After a century of renovations and updates, a Minneapolis park’s swimming hole will return to its freshwater origins and become the nation’s first “natural” public swimming pool.

The $4 million pool project, which is part of a new master plan for the 22-acre Webber Park in north Minneapolis, is currently in the design stage. Construction is expected to begin next year, with a 2014 opening. “We really wanted to create a natural place where people will want to gather,” says Robert Schunicht, vice president of Landform, the Minneapolis planning and engineering firm handling the park’s renovation.
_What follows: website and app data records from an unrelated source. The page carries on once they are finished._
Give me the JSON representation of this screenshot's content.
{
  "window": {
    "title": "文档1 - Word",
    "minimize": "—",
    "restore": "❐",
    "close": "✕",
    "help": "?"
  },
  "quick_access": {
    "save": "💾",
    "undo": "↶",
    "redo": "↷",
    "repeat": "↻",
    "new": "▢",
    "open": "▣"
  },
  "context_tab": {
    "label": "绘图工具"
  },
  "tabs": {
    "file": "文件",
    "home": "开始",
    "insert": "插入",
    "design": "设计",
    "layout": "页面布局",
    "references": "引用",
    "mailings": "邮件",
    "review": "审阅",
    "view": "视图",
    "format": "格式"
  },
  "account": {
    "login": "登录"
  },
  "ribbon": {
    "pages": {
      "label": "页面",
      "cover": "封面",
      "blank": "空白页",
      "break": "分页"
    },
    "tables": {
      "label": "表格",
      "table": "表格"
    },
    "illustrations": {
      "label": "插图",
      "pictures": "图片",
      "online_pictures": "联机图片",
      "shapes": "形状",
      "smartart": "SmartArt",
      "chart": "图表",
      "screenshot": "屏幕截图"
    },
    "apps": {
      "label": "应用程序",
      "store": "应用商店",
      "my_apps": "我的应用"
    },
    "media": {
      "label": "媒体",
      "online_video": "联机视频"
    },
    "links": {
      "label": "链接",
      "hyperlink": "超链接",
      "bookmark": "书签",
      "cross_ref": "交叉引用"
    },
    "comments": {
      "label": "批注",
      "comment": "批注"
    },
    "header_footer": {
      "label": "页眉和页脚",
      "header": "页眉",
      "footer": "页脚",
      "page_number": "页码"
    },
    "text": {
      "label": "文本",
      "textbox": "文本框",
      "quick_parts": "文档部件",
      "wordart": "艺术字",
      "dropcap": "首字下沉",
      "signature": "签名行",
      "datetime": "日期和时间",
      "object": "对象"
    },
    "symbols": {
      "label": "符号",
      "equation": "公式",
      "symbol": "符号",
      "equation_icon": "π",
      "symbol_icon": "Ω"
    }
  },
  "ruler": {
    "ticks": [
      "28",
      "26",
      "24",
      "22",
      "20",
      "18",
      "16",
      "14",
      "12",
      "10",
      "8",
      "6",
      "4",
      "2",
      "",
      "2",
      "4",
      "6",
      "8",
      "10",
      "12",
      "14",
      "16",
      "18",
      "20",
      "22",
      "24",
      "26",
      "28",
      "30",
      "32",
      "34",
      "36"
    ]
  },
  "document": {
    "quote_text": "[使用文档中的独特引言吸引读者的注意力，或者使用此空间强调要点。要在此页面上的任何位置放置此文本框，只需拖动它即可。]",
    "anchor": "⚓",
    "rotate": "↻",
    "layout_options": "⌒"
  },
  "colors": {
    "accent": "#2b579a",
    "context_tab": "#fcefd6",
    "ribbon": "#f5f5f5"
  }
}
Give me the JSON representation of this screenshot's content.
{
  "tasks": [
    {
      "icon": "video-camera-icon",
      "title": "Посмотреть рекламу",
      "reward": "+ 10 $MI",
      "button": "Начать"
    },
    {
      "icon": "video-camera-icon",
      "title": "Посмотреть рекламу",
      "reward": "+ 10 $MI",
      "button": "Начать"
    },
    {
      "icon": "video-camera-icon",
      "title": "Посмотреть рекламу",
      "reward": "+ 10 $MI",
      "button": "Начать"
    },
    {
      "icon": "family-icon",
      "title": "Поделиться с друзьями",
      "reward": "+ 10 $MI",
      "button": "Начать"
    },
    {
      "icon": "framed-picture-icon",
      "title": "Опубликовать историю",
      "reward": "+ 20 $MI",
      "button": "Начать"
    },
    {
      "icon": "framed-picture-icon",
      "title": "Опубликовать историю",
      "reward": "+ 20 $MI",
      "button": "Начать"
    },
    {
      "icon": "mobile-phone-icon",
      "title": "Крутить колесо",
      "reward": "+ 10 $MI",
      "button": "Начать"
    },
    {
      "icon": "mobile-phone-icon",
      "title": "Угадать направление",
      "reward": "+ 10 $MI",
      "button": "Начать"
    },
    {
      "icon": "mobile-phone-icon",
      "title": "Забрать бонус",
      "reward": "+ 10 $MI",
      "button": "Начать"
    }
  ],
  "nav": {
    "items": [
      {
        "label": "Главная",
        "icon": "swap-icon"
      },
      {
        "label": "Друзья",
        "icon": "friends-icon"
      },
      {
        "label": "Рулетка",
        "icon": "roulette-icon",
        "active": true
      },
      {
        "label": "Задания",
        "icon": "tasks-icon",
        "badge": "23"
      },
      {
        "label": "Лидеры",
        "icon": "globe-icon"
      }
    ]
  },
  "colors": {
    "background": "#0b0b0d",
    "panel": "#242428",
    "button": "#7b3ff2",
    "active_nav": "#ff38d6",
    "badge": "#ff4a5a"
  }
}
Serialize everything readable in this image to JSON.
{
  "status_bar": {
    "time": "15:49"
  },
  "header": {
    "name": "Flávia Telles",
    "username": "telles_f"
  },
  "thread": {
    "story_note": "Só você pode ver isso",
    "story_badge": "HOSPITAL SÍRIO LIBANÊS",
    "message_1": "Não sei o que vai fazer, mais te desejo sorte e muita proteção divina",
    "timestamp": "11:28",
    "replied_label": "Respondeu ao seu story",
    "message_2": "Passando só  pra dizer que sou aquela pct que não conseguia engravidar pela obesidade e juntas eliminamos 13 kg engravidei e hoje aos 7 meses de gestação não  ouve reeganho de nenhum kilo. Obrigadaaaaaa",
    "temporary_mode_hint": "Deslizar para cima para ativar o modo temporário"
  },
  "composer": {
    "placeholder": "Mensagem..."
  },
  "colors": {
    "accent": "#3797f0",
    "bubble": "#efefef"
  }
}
The plans for Webber Park’s new pool are drawing local and national attention. “The community is really excited about this,” says Jon Olson, who represents the neighborhoods near the new pool on the Minneapolis Park and Recreation Board. At 28,000 square feet of swimming area, the pool will offer triple the recreation space of the park’s aging concrete pool and wading pool — without any of the chlorine. The preliminary design includes lap lanes, a diving area, water slide, and a non-swimmers’ area with a maximum depth of 39 inches.

But instead of the traditional pool chemicals, the Webber Park pool will rely on a European approach that uses a biological, plant-based filtration system. As designed, the water in a natural pool flows from the swimming area to a biological filter and from there it percolates through a regeneration pond filled with hydroponic plants, gravel, and other aggregates.

Unlike some chlorine-free pools, “there are no plants in the swimming pool, and there is no soil,” explains James Robyn, CEO and president of BioNova Natural Pools, a New-Jersey-based branch of the German firm BioNova Global, which will be working with Landform on the project.

The filtered water then returns to the swimming pool via standard pumps and pipes. Depending on the climate where a natural pool is built, those plants can vary.  For this installation, the designers are talking with Minnesota growers to develop the right mix of non-invasive, native plants for the filtering, says Brady Halverson, Landform’s project designer.

In terms of materials, the pool’s floor will be lined with a commercial PVC membrane, which less flexible and thicker (60 mil vs. 30 mil) than a residential pool’s vinyl liner. “It’s also field-seamable,” Robyn said. “It comes in rolls. We cut it and heat-weld the pieces together. It doesn’t have to be preconfigured.”

Unlike many traditional swimming pools, there will be no main drains at the Webber pool and theoretically a lower risk of entrapment for users. “We will have Virginia Graeme Baker Act considerations for the [proposed] water slide, because the water used to operate the slide will need high-performance pumps,” Robyn said. “But the biological flow is done with smaller pumps.”

In some ways, the Webber Park project sounds more like a lake than a swimming pool, but that was part of its appeal to the community. “We don’t have lakes on the north side of Minneapolis,” said Olson. “People wanted to be able to go to the beach.”

Fittingly for this project, Webber Park’s very first pool, built in 1910, was a spring-fed swimming pond, according to a city parks history. That original pool was converted to chlorinated city water in the 1920s. The existing pool, scheduled to be demolished in 2012, was built in 1979.

The hybrid nature of the new Webber Park pool required some special considerations. The Minneapolis Park and Recreation Board operates 60 wading pools, two water parks, and 12 beaches on the city’s lakes, but this project didn’t fall into any of those categories. As a result, the board last spring had to get special state legislature approval to build the Webber pool and regulate it not as a pool, but a public bathing beach. The city only monitors E. coli levels at its beaches, closing them as necessary for health reasons.

“From a microbiological standpoint, our water quality standards are based on the European standards for public natural swimming pools, which are roughly twice as strict as what are required at many public bathing beaches,” Robyn said.

Webber’s plant-based filtering system is expected to cost less to operate than a traditional chemical pool, according to those involved in the project, although specific figures weren’t available. (The park board’s budget includes more than $414,000 in 2012 for aquatic recreation services, which includes management, staffing, and lessons for swimmers and sailors at Minneapolis lakes, pools, and water parks.) Due to the expected cost savings, Olson said the city would no longer charge visitors to use the Webber Pool when it reopens.